    Unsuitable or offensive? Report this comment

  • PC gone mad, i agree with Dr PJ a training course will never change a persons inner being, it merely wastes and hour of their lives letting someone get paid a ridiculous for telling them what they already know is wrong! I now have to attend a 'how to lift a box' course and i am 43, they got no chance!!

    Unsuitable or offensive? Report this comment

  • A very interesting article, and praiseworthy comment from Ms Illing. Although some here seem to focus on whether or not the training will actually change attitudes, surely an equally important point is that in providing the training, the sets will be less likely to be held to be principally culpable in future cases of discrimination. Also, let's not forget that most of the City business and legal cases which we have seen going to tribunal/court are not about a little bit of harmless banter. I, for one, would not want my female relatives in some of those offices.

    Unsuitable or offensive? Report this comment

  • It is not surprising that the Bar's response to this issue has met with cynism, when seemingly it takes the prospect of bad publicity or a lawsuit to prompt any action, rather than taking proactive steps for the right reasons in the first place. That said, surely it is better to react than not to act at all and these steps must be commended, provided E&D is treated as an ongoing process rather than a box to tick by providing easily-forgotten, one-off training sessions.

    Unsuitable or offensive? Report this comment

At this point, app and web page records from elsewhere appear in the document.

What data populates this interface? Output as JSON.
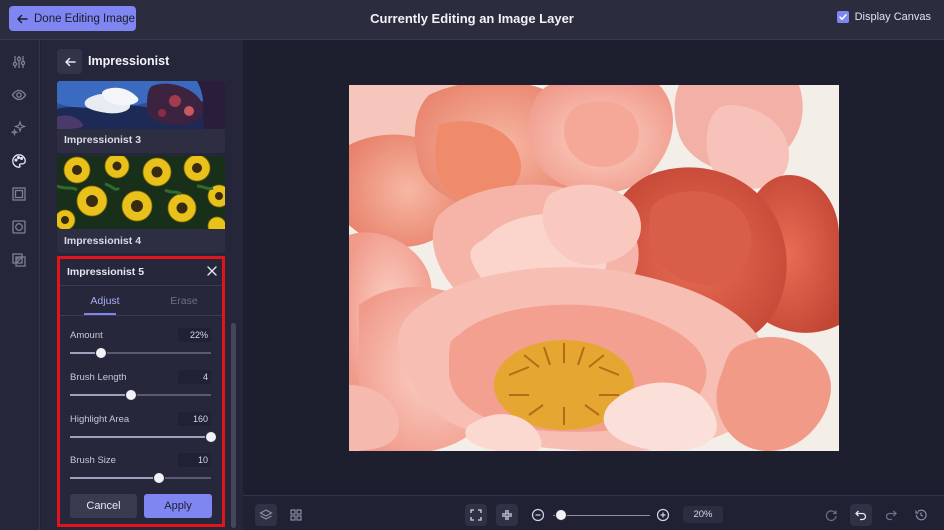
{
  "header": {
    "done_label": "Done Editing Image",
    "title": "Currently Editing an Image Layer",
    "display_canvas_label": "Display Canvas",
    "display_canvas_checked": true
  },
  "rail": {
    "icons": [
      "sliders-icon",
      "eye-icon",
      "sparkle-icon",
      "palette-icon",
      "frame-icon",
      "border-icon",
      "overlay-icon"
    ],
    "active": "palette-icon"
  },
  "panel": {
    "title": "Impressionist",
    "thumbnails": [
      {
        "label": "Impressionist 3"
      },
      {
        "label": "Impressionist 4"
      }
    ]
  },
  "settings": {
    "title": "Impressionist 5",
    "tabs": [
      {
        "label": "Adjust",
        "active": true
      },
      {
        "label": "Erase",
        "active": false
      }
    ],
    "controls": [
      {
        "label": "Amount",
        "value": "22%",
        "level": 0.22
      },
      {
        "label": "Brush Length",
        "value": "4",
        "level": 0.43
      },
      {
        "label": "Highlight Area",
        "value": "160",
        "level": 1.0
      },
      {
        "label": "Brush Size",
        "value": "10",
        "level": 0.63
      }
    ],
    "cancel_label": "Cancel",
    "apply_label": "Apply"
  },
  "bottom": {
    "zoom_value": "20%",
    "zoom_level": 0.02
  },
  "colors": {
    "accent": "#7f86f2",
    "highlight_border": "#e0141a"
  }
}
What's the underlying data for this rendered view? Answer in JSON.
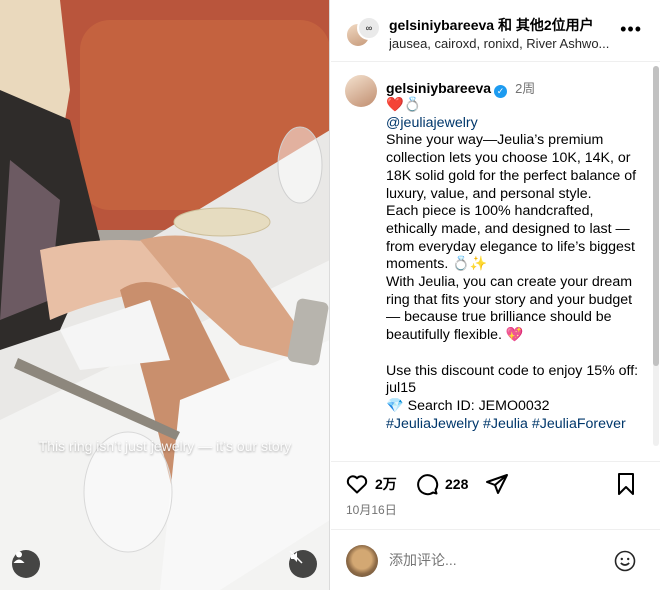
{
  "media": {
    "overlay_text": "This ring isn’t just jewelry — it’s our story"
  },
  "header": {
    "title": "gelsiniybareeva 和 其他2位用户",
    "subtitle": "jausea, cairoxd, ronixd, River Ashwo...",
    "more_label": "•••"
  },
  "caption": {
    "username": "gelsiniybareeva",
    "time": "2周",
    "emoji_line": "❤️💍",
    "mention": "@jeuliajewelry",
    "para1": "Shine your way—Jeulia’s premium collection lets you choose 10K, 14K, or 18K solid gold for the perfect balance of luxury, value, and personal style.",
    "para2": "Each piece is 100% handcrafted, ethically made, and designed to last — from everyday elegance to life’s biggest moments. 💍✨",
    "para3": "With Jeulia, you can create your dream ring that fits your story and your budget — because true brilliance should be beautifully flexible. 💖",
    "para4": "Use this discount code to enjoy 15% off: jul15",
    "search_id": "💎 Search ID: JEMO0032",
    "hashtags": "#JeuliaJewelry #Jeulia #JeuliaForever"
  },
  "actions": {
    "likes": "2万",
    "comments": "228"
  },
  "date": "10月16日",
  "comment": {
    "placeholder": "添加评论..."
  },
  "colors": {
    "link": "#00376b",
    "verified": "#1d9bf0",
    "muted": "#737373"
  }
}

  • It is not surprising that the Bar's response to this issue has met with cynicism, when seemingly it takes the prospect of bad publicity or a lawsuit to prompt any action, rather than taking proactive steps for the right reasons in the first place. That said, surely it is better to react than not to act at all and these steps must be commended, provided E&D is treated as an ongoing process rather than a box to tick by providing easily-forgotten, one-off training sessions.

    Unsuitable or offensive? Report this comment

Have your say

Mandatory Required Fields

Mandatory

Comments that are in breach or potential breach of our terms and conditions in particular clause 8, may not be published or, if published, may subsequently be taken down. In addition we may remove any comment where a complaint is made in respect of it. These actions are at our sole discretion.

  • Print
  • Comments (13)